Artist’s fluid paintings at Oakton College emanated from near-death experience, she says

Before the day Gabriela Leyva was lying on a hospital bed bleeding profusely, before she decided to change careers to a helping profession, before she created the paintings in an exhibit that just opened at Oakton College in Des Plaines, she was a businesswoman.

But after her third child was born, she had an experience that changed the life she had known, she said. It set her on the path to getting two master’s degrees, becoming a therapist, moving to Highland Park and mounting the “Heaven on Earth” art exhibit at Oakton, where 10 of her works are on display through June 28.

“It’s really very difficult to describe the incredible effect” of her art, said Nathan Harpaz, museum curator for Oakton’s Koehnline Museum. “Gabriela works on several layers of tulle (fabric) that has transparency from layer to layer.”

“It’s mixed media creating almost the feeling of a hologram. When you face it, it almost comes out of the surface. Regular photo images don’t give the effect of the technique.”

Leyva’s art reflects the unfolding of what she calls her near-death experience.

It was 20 years ago exactly, she says, and she was 32. Two weeks after giving birth to her third child, she developed a uterine infection and landed in the hospital, with her sister, who is a doctor, and a nurse in attendance as she bled more and more severely.

“It took me years to be able to put this into words because it’s difficult to explain and impossible to prove,” she said.

“I just left my body and saw it (lying) there and I was flying super-fast.”

When she looked down at her hands, it amazed her that they were in the same shape they had always been, but they were now made of white light, she said.

She saw a “humongous” sun in front of her. “I was so excited and happy, feeling connection, love, joy,” she said, and thinking, ‘I’m at home.’

“I recognized that sun, and I was elated.

“There are not words to explain the sensation of being out of your body. It’s immense love, connection and certainty at being part of everything.”

As she reveled in a beautiful garden, she said the question of whether she wanted to live arose for her and she answered yes without hesitation. In that moment, her eyes fluttered open in her hospital bed, she said, to find her sister and the nurse crying because they thought she had died.

Scientists have documented the phenomenon of near-death experiences, finding that they often involved bright light and out-of-body experiences, and that they are not uncommon, but interpretations vary as to what they mean, according to Kevin Nelson, M.D., as published by the National Library of Medicine.

Leyva underwent a subsequent surgery by a specialist, and said she woke up and her mind was clear about her purpose in life. After quitting her job as a buyer for Walmart, she began studying human development and became a therapist, including alternative therapies.
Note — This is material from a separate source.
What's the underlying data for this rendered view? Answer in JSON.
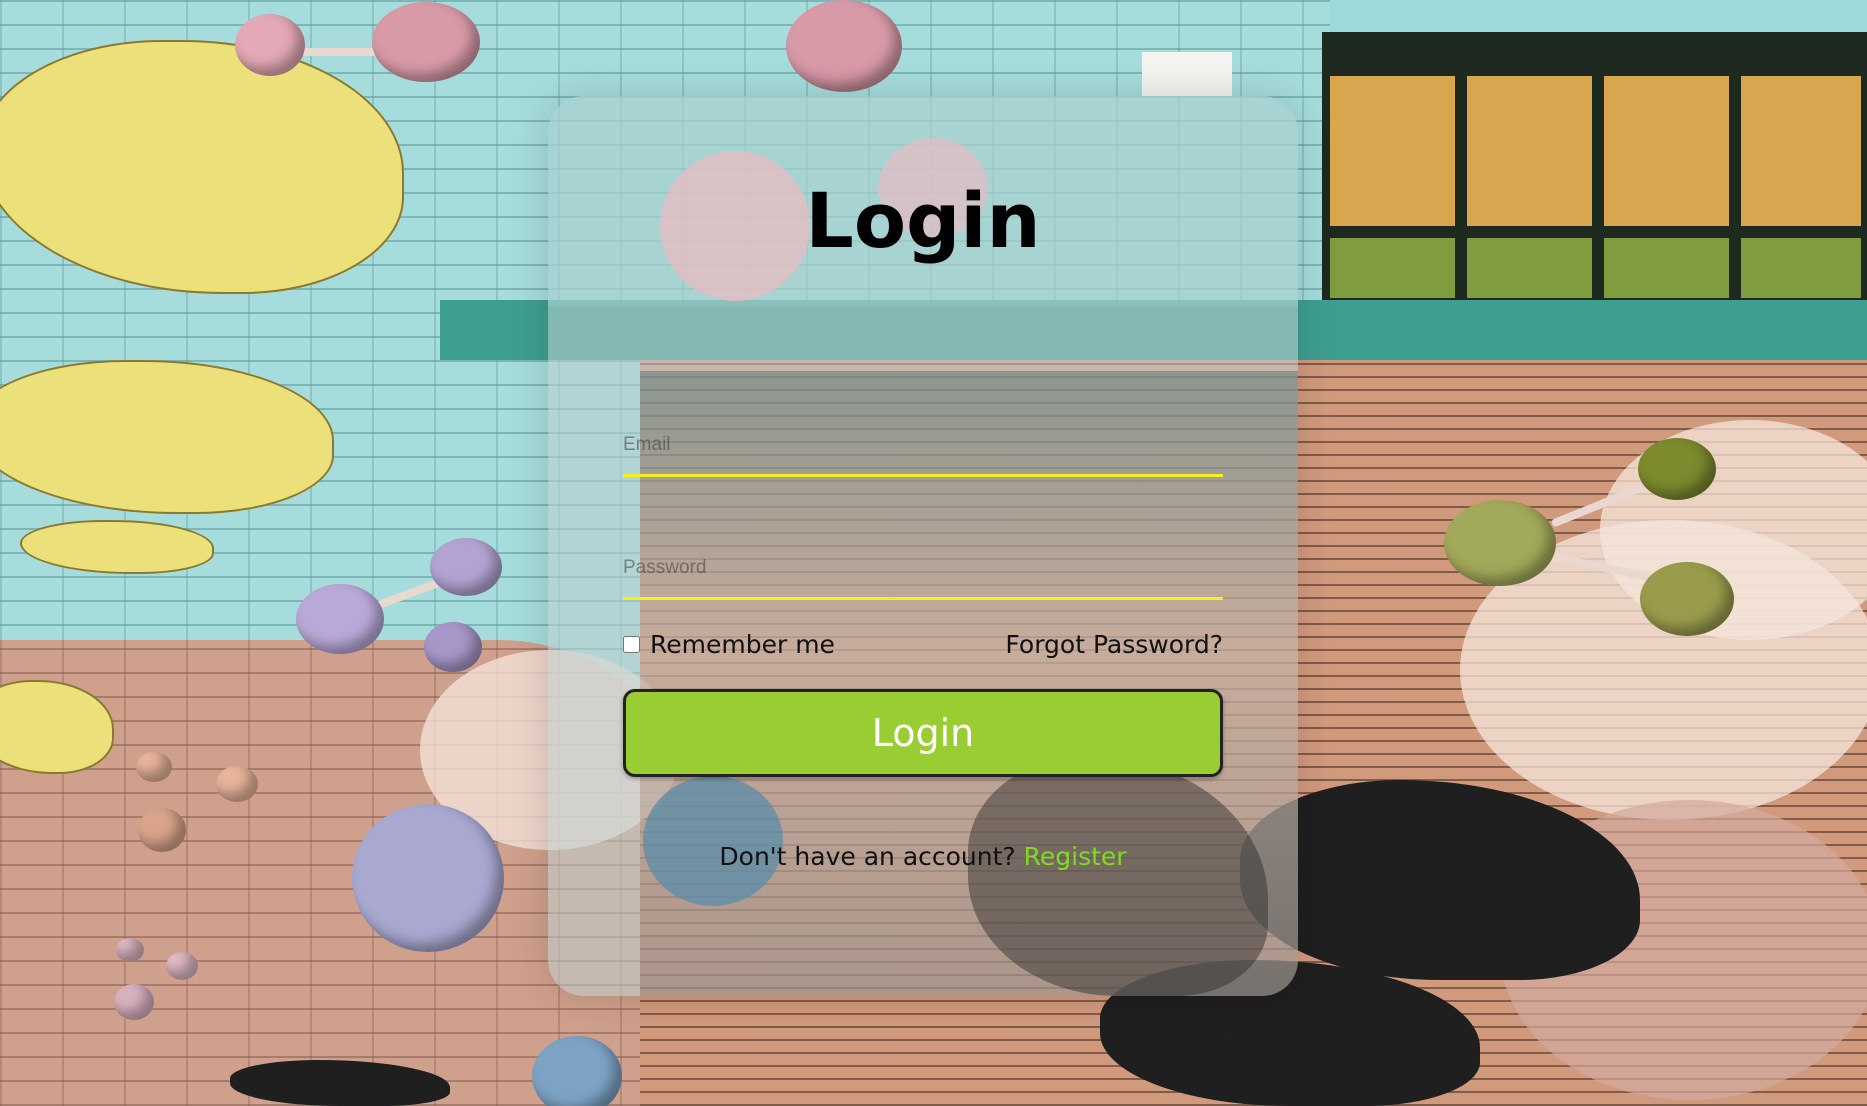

Leyva earned a Master of Education in counseling from DePaul’s College of Education last year and, according to Oakton College, also earned a degree in Human Development from Universidad Iberoamericana, Mexico City.
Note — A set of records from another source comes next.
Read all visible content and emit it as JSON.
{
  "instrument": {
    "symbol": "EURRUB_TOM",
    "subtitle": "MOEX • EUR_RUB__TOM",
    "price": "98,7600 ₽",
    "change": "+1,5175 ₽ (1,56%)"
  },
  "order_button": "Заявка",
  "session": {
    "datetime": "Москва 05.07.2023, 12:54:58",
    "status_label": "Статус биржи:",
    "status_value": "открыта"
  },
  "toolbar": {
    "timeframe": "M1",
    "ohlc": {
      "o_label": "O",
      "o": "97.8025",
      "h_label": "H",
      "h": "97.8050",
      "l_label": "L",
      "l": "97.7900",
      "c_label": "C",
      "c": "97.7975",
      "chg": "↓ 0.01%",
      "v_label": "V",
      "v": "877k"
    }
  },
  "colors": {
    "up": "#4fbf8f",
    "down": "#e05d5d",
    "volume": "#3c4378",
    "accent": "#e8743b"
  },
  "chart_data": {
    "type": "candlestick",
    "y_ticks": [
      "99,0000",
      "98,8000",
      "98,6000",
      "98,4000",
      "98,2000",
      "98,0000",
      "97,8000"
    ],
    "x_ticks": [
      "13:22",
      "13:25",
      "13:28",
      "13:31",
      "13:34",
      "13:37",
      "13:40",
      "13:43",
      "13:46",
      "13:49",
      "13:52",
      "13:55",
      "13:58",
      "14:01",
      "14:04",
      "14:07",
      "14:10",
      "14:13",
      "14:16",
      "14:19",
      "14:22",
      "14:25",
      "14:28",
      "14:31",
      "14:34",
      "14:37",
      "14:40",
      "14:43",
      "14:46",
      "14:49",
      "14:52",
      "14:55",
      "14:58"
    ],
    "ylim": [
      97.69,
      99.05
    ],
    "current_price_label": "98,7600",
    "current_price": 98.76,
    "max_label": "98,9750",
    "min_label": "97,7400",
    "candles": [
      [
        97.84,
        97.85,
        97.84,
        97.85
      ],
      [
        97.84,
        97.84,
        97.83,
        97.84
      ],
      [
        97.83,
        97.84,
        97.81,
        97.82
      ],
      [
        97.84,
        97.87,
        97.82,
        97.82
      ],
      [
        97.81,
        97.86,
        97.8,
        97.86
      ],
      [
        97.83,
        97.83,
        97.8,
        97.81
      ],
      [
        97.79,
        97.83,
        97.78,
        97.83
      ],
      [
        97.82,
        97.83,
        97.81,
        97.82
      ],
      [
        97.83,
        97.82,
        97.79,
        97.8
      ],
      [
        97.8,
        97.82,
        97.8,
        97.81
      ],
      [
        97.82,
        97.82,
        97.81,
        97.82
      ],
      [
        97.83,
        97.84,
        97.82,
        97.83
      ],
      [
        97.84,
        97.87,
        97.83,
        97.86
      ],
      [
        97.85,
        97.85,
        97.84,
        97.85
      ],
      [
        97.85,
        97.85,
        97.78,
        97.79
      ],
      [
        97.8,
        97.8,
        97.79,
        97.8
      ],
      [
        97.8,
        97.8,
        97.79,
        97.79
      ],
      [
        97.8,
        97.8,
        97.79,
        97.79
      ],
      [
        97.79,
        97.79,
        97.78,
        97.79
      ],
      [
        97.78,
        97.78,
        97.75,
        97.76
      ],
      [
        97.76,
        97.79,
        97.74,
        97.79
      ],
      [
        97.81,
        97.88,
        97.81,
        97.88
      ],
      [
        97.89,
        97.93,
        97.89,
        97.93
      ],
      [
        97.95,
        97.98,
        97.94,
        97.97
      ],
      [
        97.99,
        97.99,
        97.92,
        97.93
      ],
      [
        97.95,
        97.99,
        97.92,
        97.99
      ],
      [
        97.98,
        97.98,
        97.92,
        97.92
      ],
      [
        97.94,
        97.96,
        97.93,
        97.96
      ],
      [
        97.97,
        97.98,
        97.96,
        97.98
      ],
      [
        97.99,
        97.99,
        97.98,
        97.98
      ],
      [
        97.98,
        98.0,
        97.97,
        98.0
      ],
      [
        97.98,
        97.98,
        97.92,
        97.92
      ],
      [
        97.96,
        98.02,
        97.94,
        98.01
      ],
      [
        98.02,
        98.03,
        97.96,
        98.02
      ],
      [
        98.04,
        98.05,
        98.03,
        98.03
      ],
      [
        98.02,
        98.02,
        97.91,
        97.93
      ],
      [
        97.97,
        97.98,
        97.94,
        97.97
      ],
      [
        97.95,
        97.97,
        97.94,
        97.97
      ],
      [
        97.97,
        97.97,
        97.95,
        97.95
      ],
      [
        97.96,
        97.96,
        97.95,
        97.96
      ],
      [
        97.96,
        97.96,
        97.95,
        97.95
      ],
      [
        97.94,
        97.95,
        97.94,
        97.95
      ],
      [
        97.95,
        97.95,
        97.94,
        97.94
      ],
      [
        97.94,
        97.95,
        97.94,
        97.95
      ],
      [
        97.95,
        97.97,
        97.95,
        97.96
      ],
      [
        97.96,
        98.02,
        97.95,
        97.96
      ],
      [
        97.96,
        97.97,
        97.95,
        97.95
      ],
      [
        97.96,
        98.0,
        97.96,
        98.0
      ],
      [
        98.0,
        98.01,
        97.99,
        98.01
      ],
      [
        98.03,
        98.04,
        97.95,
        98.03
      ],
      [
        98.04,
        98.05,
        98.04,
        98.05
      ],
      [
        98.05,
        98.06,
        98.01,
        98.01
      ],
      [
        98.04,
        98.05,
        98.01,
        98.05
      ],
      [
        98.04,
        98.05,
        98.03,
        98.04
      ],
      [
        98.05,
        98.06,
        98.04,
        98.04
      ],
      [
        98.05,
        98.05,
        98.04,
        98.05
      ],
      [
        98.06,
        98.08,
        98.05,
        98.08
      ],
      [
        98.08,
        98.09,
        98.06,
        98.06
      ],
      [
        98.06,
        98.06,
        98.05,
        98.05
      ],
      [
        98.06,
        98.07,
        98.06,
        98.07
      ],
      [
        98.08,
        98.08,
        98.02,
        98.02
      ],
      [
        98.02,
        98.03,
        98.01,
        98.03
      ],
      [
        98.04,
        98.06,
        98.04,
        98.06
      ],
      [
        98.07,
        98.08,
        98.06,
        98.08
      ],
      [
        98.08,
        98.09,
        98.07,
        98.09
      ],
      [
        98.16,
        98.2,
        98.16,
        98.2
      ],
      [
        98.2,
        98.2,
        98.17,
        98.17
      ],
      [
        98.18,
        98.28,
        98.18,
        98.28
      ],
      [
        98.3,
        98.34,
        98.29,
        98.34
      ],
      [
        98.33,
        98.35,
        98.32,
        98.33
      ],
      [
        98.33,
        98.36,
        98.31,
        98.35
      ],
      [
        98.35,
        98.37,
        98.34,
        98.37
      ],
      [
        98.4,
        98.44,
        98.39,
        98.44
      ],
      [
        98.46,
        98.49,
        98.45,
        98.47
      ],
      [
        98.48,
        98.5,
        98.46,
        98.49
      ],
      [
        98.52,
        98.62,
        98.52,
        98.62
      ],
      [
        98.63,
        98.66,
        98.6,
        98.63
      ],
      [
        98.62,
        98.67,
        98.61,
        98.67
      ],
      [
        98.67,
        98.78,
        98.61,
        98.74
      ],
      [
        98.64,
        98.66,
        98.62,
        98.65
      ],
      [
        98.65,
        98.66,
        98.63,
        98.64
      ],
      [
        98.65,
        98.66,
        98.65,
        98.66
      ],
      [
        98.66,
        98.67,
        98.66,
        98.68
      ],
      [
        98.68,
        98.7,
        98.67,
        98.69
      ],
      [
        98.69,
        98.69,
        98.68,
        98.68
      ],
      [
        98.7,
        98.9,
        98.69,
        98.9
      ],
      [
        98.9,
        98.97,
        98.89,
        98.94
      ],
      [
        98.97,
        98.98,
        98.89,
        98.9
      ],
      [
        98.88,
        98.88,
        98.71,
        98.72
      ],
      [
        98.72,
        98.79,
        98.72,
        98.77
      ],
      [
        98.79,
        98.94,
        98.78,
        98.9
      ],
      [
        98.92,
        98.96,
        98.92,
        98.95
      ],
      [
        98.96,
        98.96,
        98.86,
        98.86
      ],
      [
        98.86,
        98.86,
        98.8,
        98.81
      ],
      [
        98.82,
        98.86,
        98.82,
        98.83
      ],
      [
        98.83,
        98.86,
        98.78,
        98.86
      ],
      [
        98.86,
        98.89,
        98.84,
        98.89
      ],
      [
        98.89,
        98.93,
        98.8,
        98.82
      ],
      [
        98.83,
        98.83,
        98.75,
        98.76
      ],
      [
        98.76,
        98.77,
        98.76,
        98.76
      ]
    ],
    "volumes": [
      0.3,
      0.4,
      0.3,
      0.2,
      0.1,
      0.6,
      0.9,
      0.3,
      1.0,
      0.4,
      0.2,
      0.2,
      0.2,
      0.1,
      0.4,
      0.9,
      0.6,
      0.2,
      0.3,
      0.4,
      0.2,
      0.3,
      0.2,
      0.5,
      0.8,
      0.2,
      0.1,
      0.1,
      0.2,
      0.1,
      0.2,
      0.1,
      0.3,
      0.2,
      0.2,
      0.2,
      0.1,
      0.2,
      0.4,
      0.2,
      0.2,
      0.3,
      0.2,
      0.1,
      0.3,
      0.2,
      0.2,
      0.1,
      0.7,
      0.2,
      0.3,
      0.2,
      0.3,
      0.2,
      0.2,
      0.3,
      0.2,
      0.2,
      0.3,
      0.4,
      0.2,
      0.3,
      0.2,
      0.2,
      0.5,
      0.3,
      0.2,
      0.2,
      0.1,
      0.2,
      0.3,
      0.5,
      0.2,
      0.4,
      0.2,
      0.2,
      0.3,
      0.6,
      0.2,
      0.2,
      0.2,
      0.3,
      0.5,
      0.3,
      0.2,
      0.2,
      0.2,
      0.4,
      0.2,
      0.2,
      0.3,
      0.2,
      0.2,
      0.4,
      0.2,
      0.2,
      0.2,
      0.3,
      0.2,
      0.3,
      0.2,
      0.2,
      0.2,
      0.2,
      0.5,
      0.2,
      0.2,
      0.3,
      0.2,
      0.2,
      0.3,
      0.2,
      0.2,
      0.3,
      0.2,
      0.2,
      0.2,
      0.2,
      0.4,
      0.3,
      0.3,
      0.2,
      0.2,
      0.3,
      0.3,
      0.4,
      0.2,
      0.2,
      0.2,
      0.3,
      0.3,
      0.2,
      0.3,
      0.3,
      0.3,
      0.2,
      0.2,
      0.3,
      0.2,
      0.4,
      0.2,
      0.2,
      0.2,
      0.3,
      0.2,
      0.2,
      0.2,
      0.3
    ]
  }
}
Leyva also took art classes and developed a regular meditation practice, When thinking about her art, she remembered her time dancing ballet and the fluidity of the tulle fabric, which is often used on ballerinas’ costumes. She experimented with using it as an art medium.

“I thought,’maybe I can paint the sensation of the near-death experience,” she recalled.

After moving here from Mexico in 2011 and settling in Highland Park, her first art exhibit in Crystal Lake in 2019 drew hundreds, with many people telling her of their own experiences “that connect us with the life after this life,” she said.

Since becoming a therapist, Leyva said she has spent a lot of time working with families in grief. “For me, this transition from life to death — it has changed,” she said. “Sometimes I share this story, especially if it helps (the survivors) understand that they are fine, they’re OK.”

If you go: Koehnline Museum of Art, Oakton College, 1600 E. Golf Road, Des Plaines. September through May, Monday – Friday, 10 a.m. – 6 p.m., and Saturday 11 a.m. – 4 p.m. For June through August, Monday – Thursday 10 a.m. – 7 p.m. A map of the campus is available at